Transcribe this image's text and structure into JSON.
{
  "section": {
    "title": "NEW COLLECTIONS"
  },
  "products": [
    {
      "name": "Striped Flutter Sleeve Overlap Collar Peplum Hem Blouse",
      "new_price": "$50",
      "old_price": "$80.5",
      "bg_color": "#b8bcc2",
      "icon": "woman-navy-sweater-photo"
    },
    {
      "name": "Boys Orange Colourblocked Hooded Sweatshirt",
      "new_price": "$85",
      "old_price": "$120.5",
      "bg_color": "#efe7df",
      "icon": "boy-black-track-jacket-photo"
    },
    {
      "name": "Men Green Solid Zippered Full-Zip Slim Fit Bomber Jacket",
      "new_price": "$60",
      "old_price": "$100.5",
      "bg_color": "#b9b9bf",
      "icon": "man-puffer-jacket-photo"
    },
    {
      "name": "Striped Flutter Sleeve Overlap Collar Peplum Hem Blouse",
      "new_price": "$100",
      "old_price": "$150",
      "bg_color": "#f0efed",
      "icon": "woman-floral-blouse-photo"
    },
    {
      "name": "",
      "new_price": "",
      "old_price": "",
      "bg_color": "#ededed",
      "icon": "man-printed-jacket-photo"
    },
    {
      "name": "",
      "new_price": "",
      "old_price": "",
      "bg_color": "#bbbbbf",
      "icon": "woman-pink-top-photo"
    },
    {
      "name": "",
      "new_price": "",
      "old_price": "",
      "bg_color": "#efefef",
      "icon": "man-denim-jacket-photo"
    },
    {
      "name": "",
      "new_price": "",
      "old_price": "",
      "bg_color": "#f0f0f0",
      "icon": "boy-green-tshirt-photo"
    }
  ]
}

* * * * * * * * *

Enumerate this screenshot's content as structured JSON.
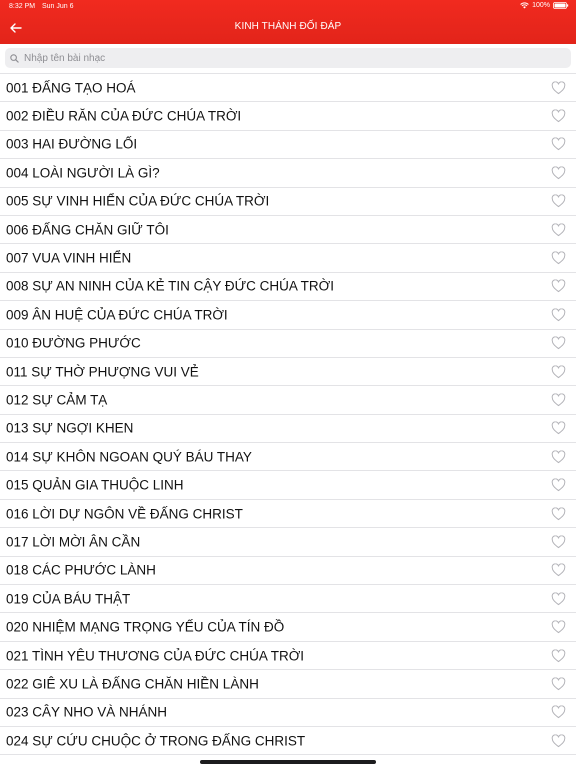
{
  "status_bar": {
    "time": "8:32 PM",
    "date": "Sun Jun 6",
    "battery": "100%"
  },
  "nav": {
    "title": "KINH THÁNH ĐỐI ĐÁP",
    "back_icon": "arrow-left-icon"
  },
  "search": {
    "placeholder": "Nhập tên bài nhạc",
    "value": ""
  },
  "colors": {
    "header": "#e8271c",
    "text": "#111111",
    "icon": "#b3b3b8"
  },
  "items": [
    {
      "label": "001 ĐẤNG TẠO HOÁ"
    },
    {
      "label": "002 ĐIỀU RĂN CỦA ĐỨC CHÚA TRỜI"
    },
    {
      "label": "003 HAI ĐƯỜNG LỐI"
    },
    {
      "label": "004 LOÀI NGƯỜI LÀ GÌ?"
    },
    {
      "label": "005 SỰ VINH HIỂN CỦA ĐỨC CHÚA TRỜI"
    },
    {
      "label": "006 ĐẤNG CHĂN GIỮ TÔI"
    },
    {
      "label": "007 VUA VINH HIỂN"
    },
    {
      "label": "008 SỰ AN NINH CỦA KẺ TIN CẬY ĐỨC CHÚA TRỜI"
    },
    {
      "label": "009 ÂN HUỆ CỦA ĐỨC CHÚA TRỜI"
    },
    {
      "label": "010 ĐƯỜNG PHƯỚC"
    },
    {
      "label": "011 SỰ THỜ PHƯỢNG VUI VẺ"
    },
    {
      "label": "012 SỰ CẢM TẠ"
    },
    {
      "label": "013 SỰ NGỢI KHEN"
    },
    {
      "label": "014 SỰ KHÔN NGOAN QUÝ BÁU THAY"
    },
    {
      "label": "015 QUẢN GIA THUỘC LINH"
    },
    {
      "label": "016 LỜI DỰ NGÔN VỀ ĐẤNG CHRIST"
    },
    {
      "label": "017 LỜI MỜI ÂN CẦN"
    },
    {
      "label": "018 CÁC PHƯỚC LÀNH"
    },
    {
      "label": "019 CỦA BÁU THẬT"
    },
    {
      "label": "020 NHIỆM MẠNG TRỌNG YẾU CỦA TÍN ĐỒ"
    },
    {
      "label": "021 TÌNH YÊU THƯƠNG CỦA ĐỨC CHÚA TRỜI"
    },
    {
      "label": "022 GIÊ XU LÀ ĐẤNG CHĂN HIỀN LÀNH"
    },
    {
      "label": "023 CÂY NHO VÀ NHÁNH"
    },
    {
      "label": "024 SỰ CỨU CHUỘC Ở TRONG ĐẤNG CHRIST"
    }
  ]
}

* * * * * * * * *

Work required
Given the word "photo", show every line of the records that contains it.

Solution to this exercise
      "icon": "woman-navy-sweater-photo"
      "icon": "boy-black-track-jacket-photo"
      "icon": "man-puffer-jacket-photo"
      "icon": "woman-floral-blouse-photo"
      "icon": "man-printed-jacket-photo"
      "icon": "woman-pink-top-photo"
      "icon": "man-denim-jacket-photo"
      "icon": "boy-green-tshirt-photo"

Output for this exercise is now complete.